Record set →
····················

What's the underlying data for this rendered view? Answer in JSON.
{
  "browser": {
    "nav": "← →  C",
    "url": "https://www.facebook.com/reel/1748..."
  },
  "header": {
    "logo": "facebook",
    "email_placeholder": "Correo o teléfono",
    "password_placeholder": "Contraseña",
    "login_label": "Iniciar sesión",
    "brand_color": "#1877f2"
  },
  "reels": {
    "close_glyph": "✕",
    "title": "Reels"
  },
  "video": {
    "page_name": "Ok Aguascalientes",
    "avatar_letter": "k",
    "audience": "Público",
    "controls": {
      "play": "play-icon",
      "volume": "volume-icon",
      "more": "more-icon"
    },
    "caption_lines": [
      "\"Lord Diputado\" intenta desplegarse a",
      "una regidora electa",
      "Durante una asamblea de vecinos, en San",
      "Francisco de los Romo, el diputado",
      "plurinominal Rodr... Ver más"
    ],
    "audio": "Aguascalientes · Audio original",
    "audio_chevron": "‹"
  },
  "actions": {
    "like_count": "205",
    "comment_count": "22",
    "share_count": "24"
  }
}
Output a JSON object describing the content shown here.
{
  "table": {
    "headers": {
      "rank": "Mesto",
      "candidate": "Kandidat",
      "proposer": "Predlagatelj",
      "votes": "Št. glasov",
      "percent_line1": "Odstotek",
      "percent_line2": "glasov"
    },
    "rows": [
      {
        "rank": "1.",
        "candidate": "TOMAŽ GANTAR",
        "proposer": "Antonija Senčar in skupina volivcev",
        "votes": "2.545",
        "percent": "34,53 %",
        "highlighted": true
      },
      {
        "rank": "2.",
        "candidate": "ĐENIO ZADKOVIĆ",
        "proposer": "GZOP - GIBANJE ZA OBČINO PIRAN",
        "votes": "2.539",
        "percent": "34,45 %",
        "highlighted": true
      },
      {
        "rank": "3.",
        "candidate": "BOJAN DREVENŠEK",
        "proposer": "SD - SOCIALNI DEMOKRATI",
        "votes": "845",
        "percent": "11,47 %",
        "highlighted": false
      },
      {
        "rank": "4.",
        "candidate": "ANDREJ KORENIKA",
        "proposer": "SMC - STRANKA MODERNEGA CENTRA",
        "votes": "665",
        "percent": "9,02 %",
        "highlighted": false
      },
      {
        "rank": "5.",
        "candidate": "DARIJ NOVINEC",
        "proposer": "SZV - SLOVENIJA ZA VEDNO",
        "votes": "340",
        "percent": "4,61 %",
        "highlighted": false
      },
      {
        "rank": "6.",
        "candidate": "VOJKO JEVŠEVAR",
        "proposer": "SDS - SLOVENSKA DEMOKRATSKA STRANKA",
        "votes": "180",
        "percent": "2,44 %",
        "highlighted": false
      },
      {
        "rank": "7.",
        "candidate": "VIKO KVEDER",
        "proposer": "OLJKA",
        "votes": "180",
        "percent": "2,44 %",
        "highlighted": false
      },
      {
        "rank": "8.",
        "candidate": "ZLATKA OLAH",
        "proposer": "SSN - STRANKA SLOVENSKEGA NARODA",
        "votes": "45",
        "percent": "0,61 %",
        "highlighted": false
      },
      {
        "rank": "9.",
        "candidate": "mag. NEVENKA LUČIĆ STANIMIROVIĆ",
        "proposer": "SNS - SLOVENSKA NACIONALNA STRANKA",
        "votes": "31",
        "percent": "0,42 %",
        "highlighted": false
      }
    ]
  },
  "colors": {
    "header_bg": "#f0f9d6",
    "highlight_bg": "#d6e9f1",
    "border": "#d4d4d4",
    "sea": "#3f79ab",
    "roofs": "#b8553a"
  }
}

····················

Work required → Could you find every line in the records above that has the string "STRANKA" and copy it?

Reply to the task →
        "proposer": "SMC - STRANKA MODERNEGA CENTRA",
        "proposer": "SDS - SLOVENSKA DEMOKRATSKA STRANKA",
        "proposer": "SSN - STRANKA SLOVENSKEGA NARODA",
        "proposer": "SNS - SLOVENSKA NACIONALNA STRANKA",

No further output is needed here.